DATA TO PROCESS —
◆ ◆ ◆ ◆ ◆

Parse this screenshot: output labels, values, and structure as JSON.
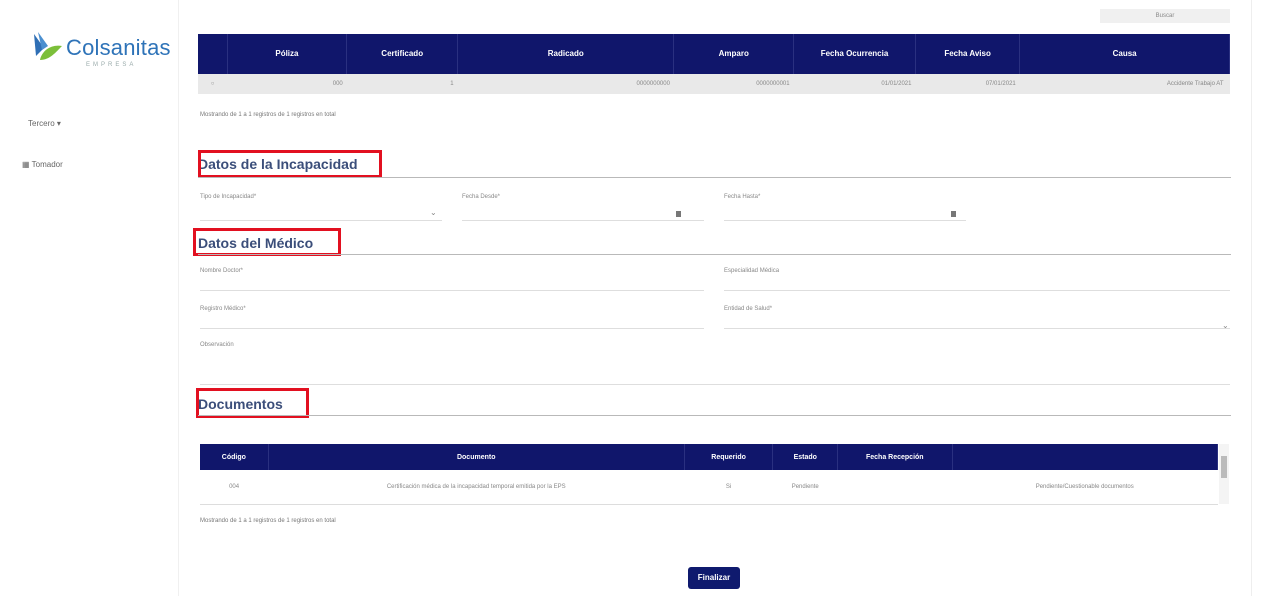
{
  "brand": {
    "name": "Colsanitas",
    "sub": "EMPRESA"
  },
  "nav": {
    "item1": "Tercero ▾",
    "item2": "▦ Tomador"
  },
  "top_button": "Buscar",
  "poliza_table": {
    "headers": [
      "",
      "Póliza",
      "Certificado",
      "Radicado",
      "Amparo",
      "Fecha Ocurrencia",
      "Fecha Aviso",
      "Causa"
    ],
    "row": [
      "○",
      "000",
      "1",
      "0000000000",
      "0000000001",
      "01/01/2021",
      "07/01/2021",
      "Accidente Trabajo AT"
    ]
  },
  "showing1": "Mostrando de 1 a 1 registros de 1 registros en total",
  "sections": {
    "incapacidad": "Datos de la Incapacidad",
    "medico": "Datos del Médico",
    "documentos": "Documentos"
  },
  "incapacidad_fields": {
    "tipo": "Tipo de Incapacidad*",
    "desde": "Fecha Desde*",
    "hasta": "Fecha Hasta*"
  },
  "medico_fields": {
    "nombre": "Nombre Doctor*",
    "especialidad": "Especialidad Médica",
    "registro": "Registro Médico*",
    "entidad": "Entidad de Salud*",
    "observacion": "Observación"
  },
  "documentos_table": {
    "headers": [
      "Código",
      "Documento",
      "Requerido",
      "Estado",
      "Fecha Recepción",
      ""
    ],
    "row": [
      "004",
      "Certificación médica de la incapacidad temporal emitida por la EPS",
      "Si",
      "Pendiente",
      "",
      "Pendiente/Cuestionable documentos"
    ]
  },
  "showing2": "Mostrando de 1 a 1 registros de 1 registros en total",
  "finalize_button": "Finalizar"
}
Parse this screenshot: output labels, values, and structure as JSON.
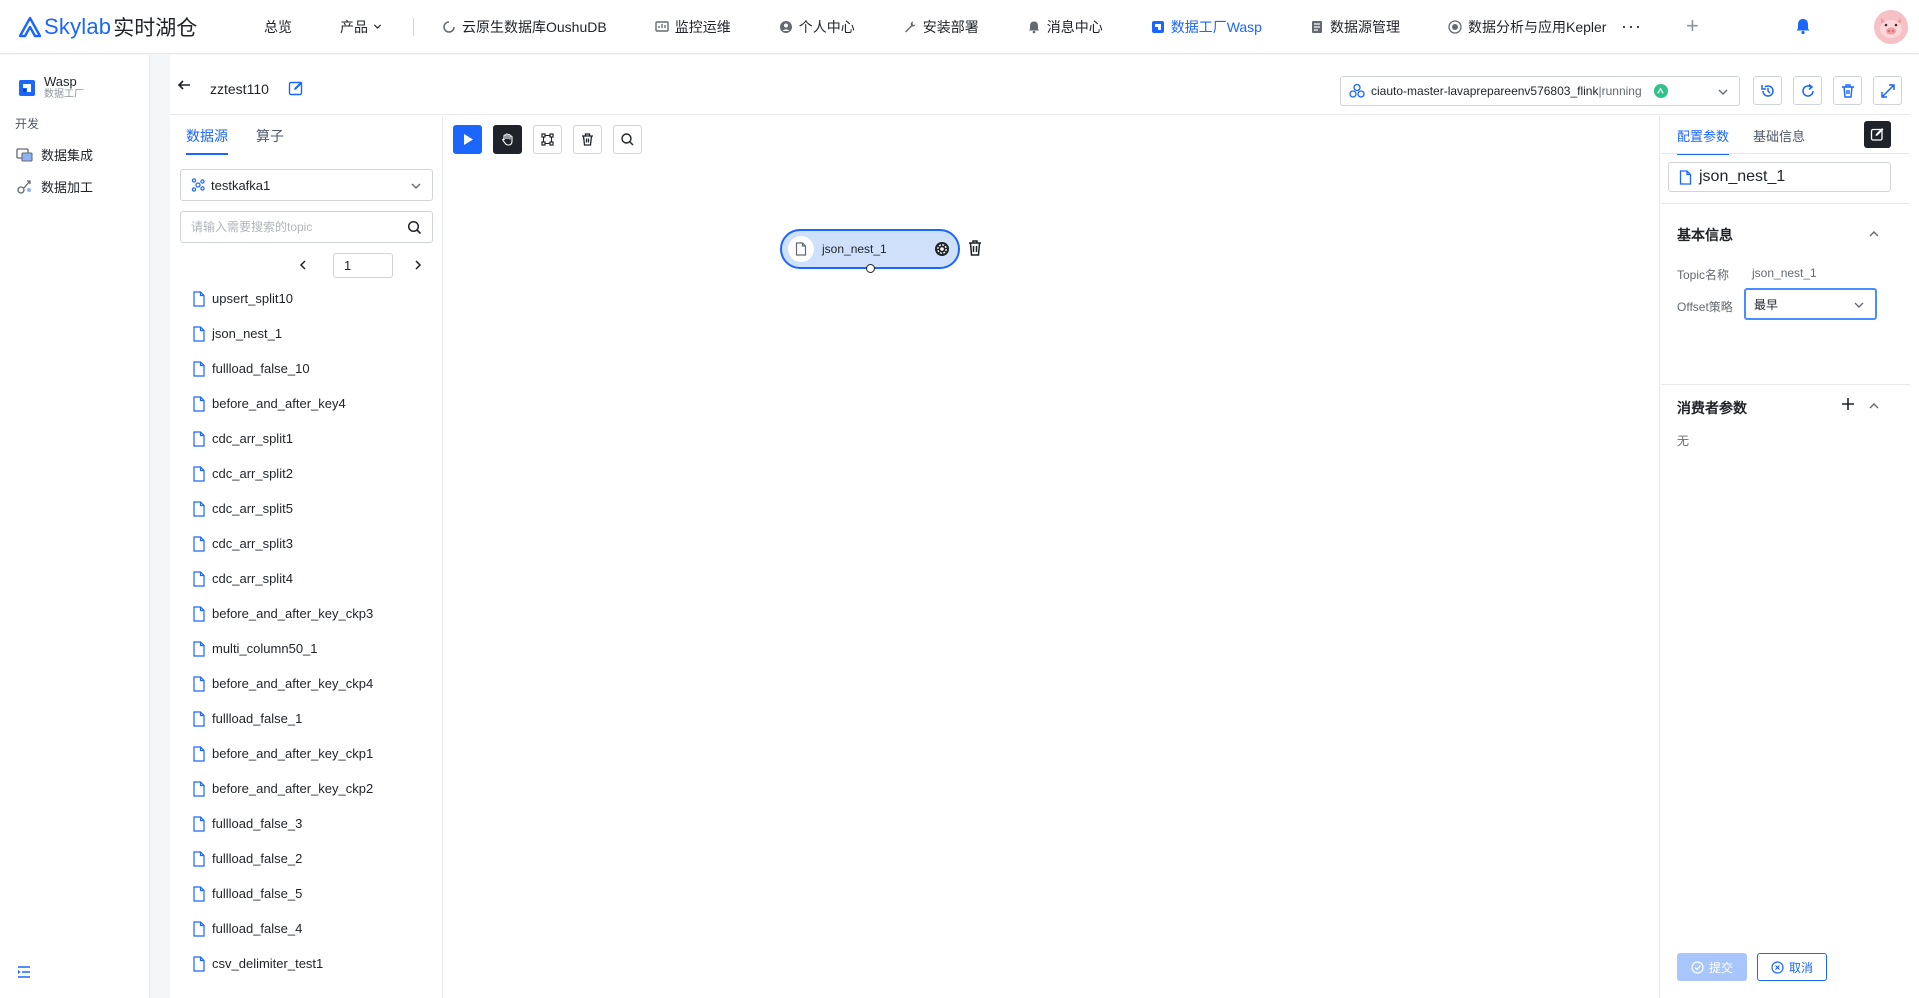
{
  "brand": {
    "name": "Skylab",
    "name_cn": "实时湖仓"
  },
  "nav": {
    "items": [
      {
        "label": "总览"
      },
      {
        "label": "产品"
      },
      {
        "label": "云原生数据库OushuDB"
      },
      {
        "label": "监控运维"
      },
      {
        "label": "个人中心"
      },
      {
        "label": "安装部署"
      },
      {
        "label": "消息中心"
      },
      {
        "label": "数据工厂Wasp"
      },
      {
        "label": "数据源管理"
      },
      {
        "label": "数据分析与应用Kepler"
      }
    ],
    "more": "···",
    "add": "+"
  },
  "sidebar": {
    "app_title": "Wasp",
    "app_subtitle": "数据工厂",
    "group": "开发",
    "items": [
      {
        "label": "数据集成"
      },
      {
        "label": "数据加工"
      }
    ]
  },
  "job": {
    "name": "zztest110"
  },
  "cluster": {
    "name": "ciauto-master-lavaprepareenv576803_flink",
    "status": "running"
  },
  "source_panel": {
    "tabs": [
      {
        "label": "数据源"
      },
      {
        "label": "算子"
      }
    ],
    "kafka_source": "testkafka1",
    "search_placeholder": "请输入需要搜索的topic",
    "page": "1",
    "topics": [
      "upsert_split10",
      "json_nest_1",
      "fullload_false_10",
      "before_and_after_key4",
      "cdc_arr_split1",
      "cdc_arr_split2",
      "cdc_arr_split5",
      "cdc_arr_split3",
      "cdc_arr_split4",
      "before_and_after_key_ckp3",
      "multi_column50_1",
      "before_and_after_key_ckp4",
      "fullload_false_1",
      "before_and_after_key_ckp1",
      "before_and_after_key_ckp2",
      "fullload_false_3",
      "fullload_false_2",
      "fullload_false_5",
      "fullload_false_4",
      "csv_delimiter_test1"
    ]
  },
  "canvas": {
    "node_label": "json_nest_1"
  },
  "config": {
    "tabs": [
      {
        "label": "配置参数"
      },
      {
        "label": "基础信息"
      }
    ],
    "node_name": "json_nest_1",
    "basic_title": "基本信息",
    "topic_label": "Topic名称",
    "topic_value": "json_nest_1",
    "offset_label": "Offset策略",
    "offset_value": "最早",
    "consumer_title": "消费者参数",
    "consumer_empty": "无",
    "submit_label": "提交",
    "cancel_label": "取消"
  },
  "colors": {
    "primary": "#1a66ff",
    "running": "#2fc28a",
    "dark": "#1f2329"
  }
}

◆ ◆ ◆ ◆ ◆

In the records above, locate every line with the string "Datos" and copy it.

TASK RESPONSE —
    "incapacidad": "Datos de la Incapacidad",
    "medico": "Datos del Médico",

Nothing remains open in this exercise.